*** Opening DATA PROVIDED ***
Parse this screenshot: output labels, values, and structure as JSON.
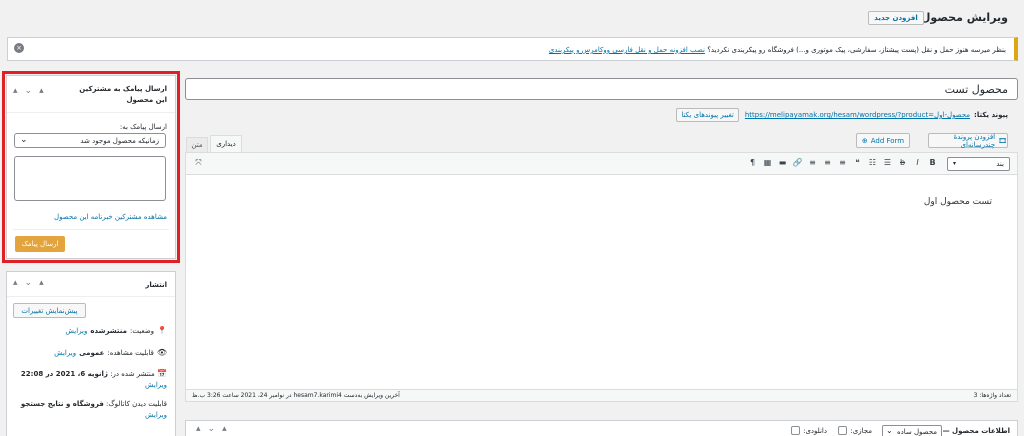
{
  "header": {
    "title": "ویرایش محصول",
    "add_new": "افزودن جدید"
  },
  "notice": {
    "text": "بنظر میرسه هنوز حمل و نقل (پست پیشتاز، سفارشی، پیک موتوری و...) فروشگاه رو پیکربندی نکردید؟",
    "link": "نصب افزونه حمل و نقل فارسی ووکامرس و پیکربندی"
  },
  "product": {
    "title": "محصول تست",
    "permalink_label": "پیوند یکتا:",
    "permalink_url": "https://melipayamak.org/hesam/wordpress/?product",
    "permalink_slug": "=محصول-اول",
    "permalink_btn": "تغییر پیوندهای یکتا"
  },
  "editor": {
    "add_media": "افزودن پروندهٔ چندرسانه‌ای",
    "add_form": "Add Form",
    "tab_visual": "دیداری",
    "tab_text": "متن",
    "format": "بند",
    "content": "تست محصول اول",
    "word_count": "تعداد واژه‌ها: 3",
    "last_edited": "آخرین ویرایش به‌دست hesam7.karimi4 در نوامبر 24، 2021 ساعت 3:26 ب.ظ"
  },
  "sms_box": {
    "title": "ارسال پیامک به مشترکین این محصول",
    "send_label": "ارسال پیامک به:",
    "select_value": "زمانیکه محصول موجود شد",
    "view_link": "مشاهده مشترکین خبرنامه این محصول",
    "send_btn": "ارسال پیامک"
  },
  "publish_box": {
    "title": "انتشار",
    "preview_btn": "پیش‌نمایش تغییرات",
    "status_label": "وضعیت:",
    "status_value": "منتشرشده",
    "visibility_label": "قابلیت مشاهده:",
    "visibility_value": "عمومی",
    "published_label": "منتشر شده در:",
    "published_value": "ژانویه 6، 2021 در 22:08",
    "catalog_label": "قابلیت دیدن کاتالوگ:",
    "catalog_value": "فروشگاه و نتایج جستجو",
    "edit": "ویرایش"
  },
  "product_data": {
    "title": "اطلاعات محصول —",
    "type_value": "محصول ساده",
    "virtual": "مجازی:",
    "downloadable": "دانلودی:"
  },
  "colors": {
    "accent": "#0073aa",
    "highlight": "#e01f26",
    "send_btn": "#e3a33d"
  }
}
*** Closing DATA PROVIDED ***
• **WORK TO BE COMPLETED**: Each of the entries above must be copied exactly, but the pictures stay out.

• **RESULT**:
Parse this screenshot: output labels, values, and structure as JSON.
{
  "header": {
    "title": "ویرایش محصول",
    "add_new": "افزودن جدید"
  },
  "notice": {
    "text": "بنظر میرسه هنوز حمل و نقل (پست پیشتاز، سفارشی، پیک موتوری و...) فروشگاه رو پیکربندی نکردید؟",
    "link": "نصب افزونه حمل و نقل فارسی ووکامرس و پیکربندی"
  },
  "product": {
    "title": "محصول تست",
    "permalink_label": "پیوند یکتا:",
    "permalink_url": "https://melipayamak.org/hesam/wordpress/?product",
    "permalink_slug": "=محصول-اول",
    "permalink_btn": "تغییر پیوندهای یکتا"
  },
  "editor": {
    "add_media": "افزودن پروندهٔ چندرسانه‌ای",
    "add_form": "Add Form",
    "tab_visual": "دیداری",
    "tab_text": "متن",
    "format": "بند",
    "content": "تست محصول اول",
    "word_count": "تعداد واژه‌ها: 3",
    "last_edited": "آخرین ویرایش به‌دست hesam7.karimi4 در نوامبر 24، 2021 ساعت 3:26 ب.ظ"
  },
  "sms_box": {
    "title": "ارسال پیامک به مشترکین این محصول",
    "send_label": "ارسال پیامک به:",
    "select_value": "زمانیکه محصول موجود شد",
    "view_link": "مشاهده مشترکین خبرنامه این محصول",
    "send_btn": "ارسال پیامک"
  },
  "publish_box": {
    "title": "انتشار",
    "preview_btn": "پیش‌نمایش تغییرات",
    "status_label": "وضعیت:",
    "status_value": "منتشرشده",
    "visibility_label": "قابلیت مشاهده:",
    "visibility_value": "عمومی",
    "published_label": "منتشر شده در:",
    "published_value": "ژانویه 6، 2021 در 22:08",
    "catalog_label": "قابلیت دیدن کاتالوگ:",
    "catalog_value": "فروشگاه و نتایج جستجو",
    "edit": "ویرایش"
  },
  "product_data": {
    "title": "اطلاعات محصول —",
    "type_value": "محصول ساده",
    "virtual": "مجازی:",
    "downloadable": "دانلودی:"
  },
  "colors": {
    "accent": "#0073aa",
    "highlight": "#e01f26",
    "send_btn": "#e3a33d"
  }
}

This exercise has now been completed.